    Build your collection quickly with this mixture of U.S. stamps, foreign stamps, and stamps on covers.  Hours of fun and excitement guaranteed!

    $49.95
    BUY NOW
  • 2018 Giant US Commemorative Collection, Mint, 132 Stamps 2018 US Commemorative Collection

    Get every 2018 US commemorative issued plus several bonus sheets, souvenir sheets, and panes – all at once in mint condition.

    $120.95
    BUY NOW

U.S. #943
3¢ Smithsonian Institution

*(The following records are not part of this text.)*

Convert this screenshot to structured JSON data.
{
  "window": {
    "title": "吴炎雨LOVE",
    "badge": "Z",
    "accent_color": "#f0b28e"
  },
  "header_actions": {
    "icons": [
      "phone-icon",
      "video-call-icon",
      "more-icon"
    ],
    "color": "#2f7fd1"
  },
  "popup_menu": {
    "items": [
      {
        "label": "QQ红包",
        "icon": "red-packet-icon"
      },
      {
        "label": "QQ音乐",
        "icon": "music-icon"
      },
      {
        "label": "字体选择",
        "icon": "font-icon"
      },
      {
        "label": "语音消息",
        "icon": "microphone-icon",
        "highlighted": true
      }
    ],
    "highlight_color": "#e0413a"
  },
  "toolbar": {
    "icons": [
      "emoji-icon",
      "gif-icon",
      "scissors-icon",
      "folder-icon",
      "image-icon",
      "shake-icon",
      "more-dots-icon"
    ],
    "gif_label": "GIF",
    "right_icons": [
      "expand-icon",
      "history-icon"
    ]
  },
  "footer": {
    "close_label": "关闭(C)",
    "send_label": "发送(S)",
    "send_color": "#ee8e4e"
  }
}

Issue Date: August 10, 1946
City: Washington, D.C.
Quantity: 139,209,500
Printed by: Bureau of Engraving and Printing
Printing Method: Rotary Press
Perforations:
11 x 10 1/2
Color: Violet brown
 
U.S. #943 commemorates the 100th anniversary of the founding of the Smithsonian Institution. The stamp pictures the Smithsonian Institution and the words, “For the Increase and Diffusion of Knowledge Among Men.” 
 
Founding the Smithsonian
James Smithson (1764-1829), an English scientist who never set foot in America, left his entire estate to the United States to found an “establishment for the increase and diffusion of knowledge among men.” It has never been clear why Smithson left the fortune to a country with which he had no connection. Speculation focuses on his not being allowed to use his family name, due to his illegitimate birth (to the Baronet of Stanwick, north Yorkshire).
 
The estate only passed to the U.S. after Smithson’s first beneficiary, Henry James Hungerford, died without heirs. First accepted by President Andrew Jackson, the fortune ($500,000 American dollars) was placed in a trust for the founding of the Smithsonian Institution, passed by Congress and signed by President Polk in 1846. 
 
Architect James Renwick won the competition to design the building, and construction began in 1847. It was completed in 1855 and is commonly called “the Castle.” After more than 150 years, the institution has grown to 19 museums, one zoo, and nine research centers. Among the most popular are the National Postal Museum, the Air and Space Museum, the Zoological Park, and the Museum of Natural History.